Jhargram, Jan. 8: A banner of protest could have cast a shadow on the feel-good atmosphere at the Jhargram stadium where Mamata Banerjee led in celebrating the Jungle Mahal Chetana utsav to commemorate the 151st birth anniversary of Swami Vivekananda.

An alert group of policemen standing between the dais and the barricaded zone where the wannabe protestors were seated didn’t allow the huge banner to be raised till the chief minister's convoy had rolled out of the venue.

“We are also the police but we are being treated differently,” said Tapan Mahato, from Salboni.

The 40-odd protestors had come from Salboni, around 24 kms from Jhargram, to have the banner seen or their voices heard by the chief minister. The motley group took their seats on the ground early in the day so that they could have the vantage point of being as far as possible to be nearer the chief minister when she took her seat on the dais.

“Every time we tried to raise the banner, the police would stop us,” said Gour Mahato, a resident of Pirakata.

From the dais the chief minister rolled out her wish to recruit more from the area.

“We have recruited 15,000 in the police and another 21,000 in civic police. We will recruit more people in teaching and healthcare,” she said.

A volunteer said the chief minister left unsaid that the civic police volunteers were not getting work on a regular basis.

The civic police volunteers were engaged after Mamata announced her decision to include 5,000 youths from the villages of Jungle Mahal.
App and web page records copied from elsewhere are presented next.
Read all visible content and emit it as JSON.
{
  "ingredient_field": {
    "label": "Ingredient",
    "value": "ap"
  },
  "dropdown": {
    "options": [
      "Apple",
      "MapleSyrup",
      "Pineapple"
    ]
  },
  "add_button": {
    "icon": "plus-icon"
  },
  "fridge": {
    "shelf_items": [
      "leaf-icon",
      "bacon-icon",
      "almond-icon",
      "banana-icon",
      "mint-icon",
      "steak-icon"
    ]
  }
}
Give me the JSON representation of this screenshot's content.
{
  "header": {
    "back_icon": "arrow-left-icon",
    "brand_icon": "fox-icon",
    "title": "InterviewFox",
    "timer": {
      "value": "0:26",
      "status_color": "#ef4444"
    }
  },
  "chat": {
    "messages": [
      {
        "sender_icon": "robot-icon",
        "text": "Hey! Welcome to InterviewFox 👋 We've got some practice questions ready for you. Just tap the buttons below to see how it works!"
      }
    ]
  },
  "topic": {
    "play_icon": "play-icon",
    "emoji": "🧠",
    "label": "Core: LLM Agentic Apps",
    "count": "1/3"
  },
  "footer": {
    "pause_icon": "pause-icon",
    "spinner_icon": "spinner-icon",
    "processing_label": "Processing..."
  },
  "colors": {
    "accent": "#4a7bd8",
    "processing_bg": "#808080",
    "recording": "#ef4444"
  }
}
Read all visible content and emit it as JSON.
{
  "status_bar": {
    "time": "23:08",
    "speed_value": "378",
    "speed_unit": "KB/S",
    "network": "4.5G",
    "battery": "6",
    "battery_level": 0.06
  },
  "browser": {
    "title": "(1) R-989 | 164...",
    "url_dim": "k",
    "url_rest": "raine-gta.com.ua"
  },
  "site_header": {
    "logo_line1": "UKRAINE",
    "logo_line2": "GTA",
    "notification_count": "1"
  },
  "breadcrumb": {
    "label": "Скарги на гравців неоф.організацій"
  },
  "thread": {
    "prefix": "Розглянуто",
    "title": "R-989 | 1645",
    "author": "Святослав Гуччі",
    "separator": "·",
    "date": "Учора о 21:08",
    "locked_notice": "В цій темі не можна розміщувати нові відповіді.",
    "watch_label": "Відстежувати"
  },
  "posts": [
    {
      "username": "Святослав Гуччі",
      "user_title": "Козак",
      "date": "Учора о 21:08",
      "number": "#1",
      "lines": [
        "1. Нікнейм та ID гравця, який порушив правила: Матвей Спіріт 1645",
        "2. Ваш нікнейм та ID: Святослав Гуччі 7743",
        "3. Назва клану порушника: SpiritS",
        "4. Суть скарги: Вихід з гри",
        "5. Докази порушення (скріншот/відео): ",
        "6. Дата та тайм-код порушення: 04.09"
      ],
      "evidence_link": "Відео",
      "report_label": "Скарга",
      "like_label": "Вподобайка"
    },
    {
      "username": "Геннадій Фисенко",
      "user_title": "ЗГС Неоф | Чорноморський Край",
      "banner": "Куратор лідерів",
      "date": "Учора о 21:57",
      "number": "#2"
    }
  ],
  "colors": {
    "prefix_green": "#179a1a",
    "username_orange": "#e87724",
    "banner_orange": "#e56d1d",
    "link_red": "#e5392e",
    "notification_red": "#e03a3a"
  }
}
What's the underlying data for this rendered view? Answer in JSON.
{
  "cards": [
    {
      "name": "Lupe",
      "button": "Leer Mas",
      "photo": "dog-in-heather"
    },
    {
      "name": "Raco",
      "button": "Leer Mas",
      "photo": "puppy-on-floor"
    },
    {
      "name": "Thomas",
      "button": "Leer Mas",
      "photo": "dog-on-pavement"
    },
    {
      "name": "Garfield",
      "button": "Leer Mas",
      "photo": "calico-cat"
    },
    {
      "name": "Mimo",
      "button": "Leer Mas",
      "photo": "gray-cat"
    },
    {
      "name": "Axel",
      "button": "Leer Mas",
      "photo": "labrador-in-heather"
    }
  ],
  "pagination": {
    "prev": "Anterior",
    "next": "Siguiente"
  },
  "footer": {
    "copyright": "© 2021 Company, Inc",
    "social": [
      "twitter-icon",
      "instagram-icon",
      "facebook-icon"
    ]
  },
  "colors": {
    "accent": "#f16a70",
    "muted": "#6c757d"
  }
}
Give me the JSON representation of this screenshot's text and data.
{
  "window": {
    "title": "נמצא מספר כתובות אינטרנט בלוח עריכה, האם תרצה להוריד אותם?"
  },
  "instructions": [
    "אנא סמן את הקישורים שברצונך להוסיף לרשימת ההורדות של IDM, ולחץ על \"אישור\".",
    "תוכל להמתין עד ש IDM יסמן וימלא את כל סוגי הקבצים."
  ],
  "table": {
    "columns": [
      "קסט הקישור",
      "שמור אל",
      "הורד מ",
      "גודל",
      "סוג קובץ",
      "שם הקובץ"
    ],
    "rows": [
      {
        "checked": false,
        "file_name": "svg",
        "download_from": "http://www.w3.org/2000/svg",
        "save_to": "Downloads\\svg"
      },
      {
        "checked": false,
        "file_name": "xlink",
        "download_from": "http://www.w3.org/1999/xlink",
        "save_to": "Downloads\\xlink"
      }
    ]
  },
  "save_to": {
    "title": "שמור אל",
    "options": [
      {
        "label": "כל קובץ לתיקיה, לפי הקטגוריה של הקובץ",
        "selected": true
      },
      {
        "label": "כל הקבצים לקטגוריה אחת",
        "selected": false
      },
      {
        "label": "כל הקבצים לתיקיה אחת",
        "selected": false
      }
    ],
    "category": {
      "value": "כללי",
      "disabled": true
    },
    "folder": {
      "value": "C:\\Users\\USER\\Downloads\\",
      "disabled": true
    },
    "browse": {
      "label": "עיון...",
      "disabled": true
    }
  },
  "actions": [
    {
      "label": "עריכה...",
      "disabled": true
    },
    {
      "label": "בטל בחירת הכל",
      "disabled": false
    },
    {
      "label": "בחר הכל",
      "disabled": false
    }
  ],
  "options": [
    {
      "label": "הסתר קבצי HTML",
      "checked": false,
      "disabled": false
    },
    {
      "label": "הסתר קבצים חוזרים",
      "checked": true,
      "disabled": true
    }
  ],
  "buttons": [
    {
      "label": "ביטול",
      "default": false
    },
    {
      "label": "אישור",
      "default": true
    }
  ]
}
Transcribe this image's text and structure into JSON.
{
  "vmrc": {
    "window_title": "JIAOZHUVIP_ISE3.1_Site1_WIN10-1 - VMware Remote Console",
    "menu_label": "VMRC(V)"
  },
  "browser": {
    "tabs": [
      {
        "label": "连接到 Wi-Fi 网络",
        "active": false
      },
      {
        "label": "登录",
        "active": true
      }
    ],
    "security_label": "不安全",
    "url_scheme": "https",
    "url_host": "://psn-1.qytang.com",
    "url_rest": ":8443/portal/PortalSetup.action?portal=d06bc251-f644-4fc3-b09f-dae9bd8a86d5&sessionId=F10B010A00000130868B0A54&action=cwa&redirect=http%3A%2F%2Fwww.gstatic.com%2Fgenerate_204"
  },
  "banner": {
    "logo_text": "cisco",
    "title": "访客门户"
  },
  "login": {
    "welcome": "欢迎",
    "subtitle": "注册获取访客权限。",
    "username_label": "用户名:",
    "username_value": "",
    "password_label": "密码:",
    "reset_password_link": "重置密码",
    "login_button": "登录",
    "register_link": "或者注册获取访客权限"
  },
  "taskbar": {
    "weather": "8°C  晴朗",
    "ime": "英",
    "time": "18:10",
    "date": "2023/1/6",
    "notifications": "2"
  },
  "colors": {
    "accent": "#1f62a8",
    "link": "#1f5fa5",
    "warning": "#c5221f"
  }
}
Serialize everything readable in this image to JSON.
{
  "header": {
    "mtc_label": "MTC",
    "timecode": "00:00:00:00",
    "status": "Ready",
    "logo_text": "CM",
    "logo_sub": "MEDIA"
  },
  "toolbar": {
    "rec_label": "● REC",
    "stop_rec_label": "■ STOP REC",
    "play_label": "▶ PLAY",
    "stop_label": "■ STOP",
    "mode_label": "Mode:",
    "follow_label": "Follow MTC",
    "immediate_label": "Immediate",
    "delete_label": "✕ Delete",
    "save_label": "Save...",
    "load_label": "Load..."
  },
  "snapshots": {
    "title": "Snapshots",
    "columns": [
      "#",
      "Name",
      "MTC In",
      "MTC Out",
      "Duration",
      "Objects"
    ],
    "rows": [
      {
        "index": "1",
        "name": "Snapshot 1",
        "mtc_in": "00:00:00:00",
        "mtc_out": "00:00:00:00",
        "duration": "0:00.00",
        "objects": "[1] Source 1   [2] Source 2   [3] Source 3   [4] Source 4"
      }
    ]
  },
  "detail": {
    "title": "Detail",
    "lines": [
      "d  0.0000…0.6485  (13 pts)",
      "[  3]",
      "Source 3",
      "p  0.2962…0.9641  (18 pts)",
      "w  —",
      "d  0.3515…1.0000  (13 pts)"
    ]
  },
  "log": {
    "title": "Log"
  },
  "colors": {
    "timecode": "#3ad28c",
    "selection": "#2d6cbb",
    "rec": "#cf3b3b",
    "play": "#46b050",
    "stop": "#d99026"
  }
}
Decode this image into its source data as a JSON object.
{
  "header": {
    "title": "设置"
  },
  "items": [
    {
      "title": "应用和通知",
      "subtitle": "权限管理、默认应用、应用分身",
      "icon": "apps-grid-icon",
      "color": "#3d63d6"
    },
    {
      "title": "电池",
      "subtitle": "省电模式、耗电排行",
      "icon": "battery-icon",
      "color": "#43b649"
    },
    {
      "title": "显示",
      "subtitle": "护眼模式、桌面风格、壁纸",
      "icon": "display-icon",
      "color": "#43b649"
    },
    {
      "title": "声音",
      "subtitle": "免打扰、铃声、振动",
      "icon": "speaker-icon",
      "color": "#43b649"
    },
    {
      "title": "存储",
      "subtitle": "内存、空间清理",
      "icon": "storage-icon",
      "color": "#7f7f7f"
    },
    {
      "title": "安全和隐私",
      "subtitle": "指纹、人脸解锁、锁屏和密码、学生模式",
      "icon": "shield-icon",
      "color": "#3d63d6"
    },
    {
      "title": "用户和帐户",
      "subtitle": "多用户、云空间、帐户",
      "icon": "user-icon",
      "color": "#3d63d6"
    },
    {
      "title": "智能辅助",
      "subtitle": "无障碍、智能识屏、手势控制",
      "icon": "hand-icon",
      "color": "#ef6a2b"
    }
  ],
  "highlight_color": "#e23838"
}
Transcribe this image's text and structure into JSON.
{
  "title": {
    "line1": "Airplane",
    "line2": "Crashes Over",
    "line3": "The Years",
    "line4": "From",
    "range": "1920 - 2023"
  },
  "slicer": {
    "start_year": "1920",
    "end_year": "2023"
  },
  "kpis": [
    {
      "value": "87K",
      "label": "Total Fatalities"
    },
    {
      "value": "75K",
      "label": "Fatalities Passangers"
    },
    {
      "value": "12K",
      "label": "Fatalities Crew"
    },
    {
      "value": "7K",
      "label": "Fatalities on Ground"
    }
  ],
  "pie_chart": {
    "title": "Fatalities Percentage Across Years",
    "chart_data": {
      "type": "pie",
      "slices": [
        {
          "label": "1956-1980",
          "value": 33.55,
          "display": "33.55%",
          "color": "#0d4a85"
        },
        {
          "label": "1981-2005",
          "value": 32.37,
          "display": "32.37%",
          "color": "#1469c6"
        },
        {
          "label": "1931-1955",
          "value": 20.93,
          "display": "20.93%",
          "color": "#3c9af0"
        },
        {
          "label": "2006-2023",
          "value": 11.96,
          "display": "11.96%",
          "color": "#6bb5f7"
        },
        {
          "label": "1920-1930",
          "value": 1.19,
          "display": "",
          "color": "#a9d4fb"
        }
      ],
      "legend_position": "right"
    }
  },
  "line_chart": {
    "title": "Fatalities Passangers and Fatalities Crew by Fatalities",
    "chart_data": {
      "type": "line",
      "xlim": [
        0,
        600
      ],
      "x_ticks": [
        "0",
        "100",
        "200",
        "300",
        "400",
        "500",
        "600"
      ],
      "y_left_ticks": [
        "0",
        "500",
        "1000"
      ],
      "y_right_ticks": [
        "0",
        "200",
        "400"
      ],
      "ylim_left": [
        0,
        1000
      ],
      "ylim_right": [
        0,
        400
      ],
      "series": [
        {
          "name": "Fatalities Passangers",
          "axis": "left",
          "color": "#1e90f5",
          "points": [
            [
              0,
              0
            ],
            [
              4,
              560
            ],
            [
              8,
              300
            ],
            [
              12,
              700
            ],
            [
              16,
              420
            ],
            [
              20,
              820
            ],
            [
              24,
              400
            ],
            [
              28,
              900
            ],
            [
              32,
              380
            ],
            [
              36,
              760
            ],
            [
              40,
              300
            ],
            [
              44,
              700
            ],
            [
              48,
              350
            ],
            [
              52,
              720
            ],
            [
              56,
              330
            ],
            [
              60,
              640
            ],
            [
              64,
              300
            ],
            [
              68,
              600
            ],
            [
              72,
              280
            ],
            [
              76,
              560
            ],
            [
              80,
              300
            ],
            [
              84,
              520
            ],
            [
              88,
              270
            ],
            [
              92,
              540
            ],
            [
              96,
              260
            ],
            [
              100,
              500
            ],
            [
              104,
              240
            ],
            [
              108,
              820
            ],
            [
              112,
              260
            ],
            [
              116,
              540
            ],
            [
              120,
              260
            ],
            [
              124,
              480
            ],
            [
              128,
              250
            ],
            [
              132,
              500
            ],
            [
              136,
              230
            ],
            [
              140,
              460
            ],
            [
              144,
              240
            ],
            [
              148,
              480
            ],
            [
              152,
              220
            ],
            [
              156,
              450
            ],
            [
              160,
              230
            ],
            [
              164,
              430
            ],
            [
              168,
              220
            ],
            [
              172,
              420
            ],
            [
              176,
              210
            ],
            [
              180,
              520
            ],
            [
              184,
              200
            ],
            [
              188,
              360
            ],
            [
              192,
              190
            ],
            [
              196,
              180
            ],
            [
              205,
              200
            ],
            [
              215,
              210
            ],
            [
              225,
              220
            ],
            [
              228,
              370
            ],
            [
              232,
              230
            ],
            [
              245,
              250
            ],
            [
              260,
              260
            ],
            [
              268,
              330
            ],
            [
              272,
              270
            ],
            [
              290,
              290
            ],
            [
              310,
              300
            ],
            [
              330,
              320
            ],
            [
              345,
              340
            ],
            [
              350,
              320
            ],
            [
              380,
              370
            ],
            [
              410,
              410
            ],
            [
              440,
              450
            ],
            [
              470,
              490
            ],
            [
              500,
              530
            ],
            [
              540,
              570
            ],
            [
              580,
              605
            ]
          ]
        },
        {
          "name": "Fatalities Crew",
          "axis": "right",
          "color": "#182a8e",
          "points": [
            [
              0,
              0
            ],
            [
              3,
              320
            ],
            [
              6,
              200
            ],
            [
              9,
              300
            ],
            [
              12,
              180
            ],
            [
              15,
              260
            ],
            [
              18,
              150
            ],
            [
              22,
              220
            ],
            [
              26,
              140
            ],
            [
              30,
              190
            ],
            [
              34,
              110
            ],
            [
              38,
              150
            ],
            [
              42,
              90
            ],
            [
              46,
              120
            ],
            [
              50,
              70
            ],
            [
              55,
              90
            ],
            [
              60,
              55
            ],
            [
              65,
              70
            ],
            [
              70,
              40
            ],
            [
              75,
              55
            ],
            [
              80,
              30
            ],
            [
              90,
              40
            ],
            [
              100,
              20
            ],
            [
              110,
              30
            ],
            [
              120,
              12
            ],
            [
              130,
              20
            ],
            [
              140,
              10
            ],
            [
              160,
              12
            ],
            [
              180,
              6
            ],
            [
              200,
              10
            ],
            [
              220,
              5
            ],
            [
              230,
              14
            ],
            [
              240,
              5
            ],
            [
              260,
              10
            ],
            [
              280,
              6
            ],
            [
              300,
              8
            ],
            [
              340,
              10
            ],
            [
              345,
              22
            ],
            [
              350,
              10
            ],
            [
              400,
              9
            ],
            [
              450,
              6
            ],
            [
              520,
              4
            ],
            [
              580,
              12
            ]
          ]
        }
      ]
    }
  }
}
Acting on the instructions, the volunteers were engaged on no work-no-pay basis with a daily wage of Rs 141. The volunteers are demanding higher wages, work for 30 days, uniforms, training and parity with national volunteer force members and home guards.

“The volunteers had applied in the police stations and then got selected. They are given work as and when required,” said a senior police officer.

One such day when the civic police got work was yesterday when the civic police volunteers clad in spotless white T-shirts were lined on both sides of the road from Belpahari to Amlasole.

The group sat on the ground with the huge banner kept folded on the ground hoping they could raise it undetected by the policemen on guard as Mamata got into celebratory mood in the presence of more than 30, 000 youths and celebrated ex-footballers from Calcutta Maidan. In the 90 minutes that she spent at the venue, the group did not get one opportunity.

"I want the girls and boys in the villages to stay well through sports. There should be no obstacles in their studies," said Mamata at the packed stadium.

Mamata handed out prizes to the winners and runners-up, announced financial assistance to the 1734 clubs which had participated in the Jungle Mahal tournament competing in football, archery, kabaddi and Chhau dance.

"We wanted the chief minister to at least hear what we have to say… We are demanding more work and more pay. The government is doing so much for the poor, why can't it listen to our demands," said a volunteer not wishing to be named.

The Salboni group could count itself unlucky for failing to raise the banner. Another group from Silda had managed to raise placards to draw the attention of the chief minister when she came to address a public rally in the area last September.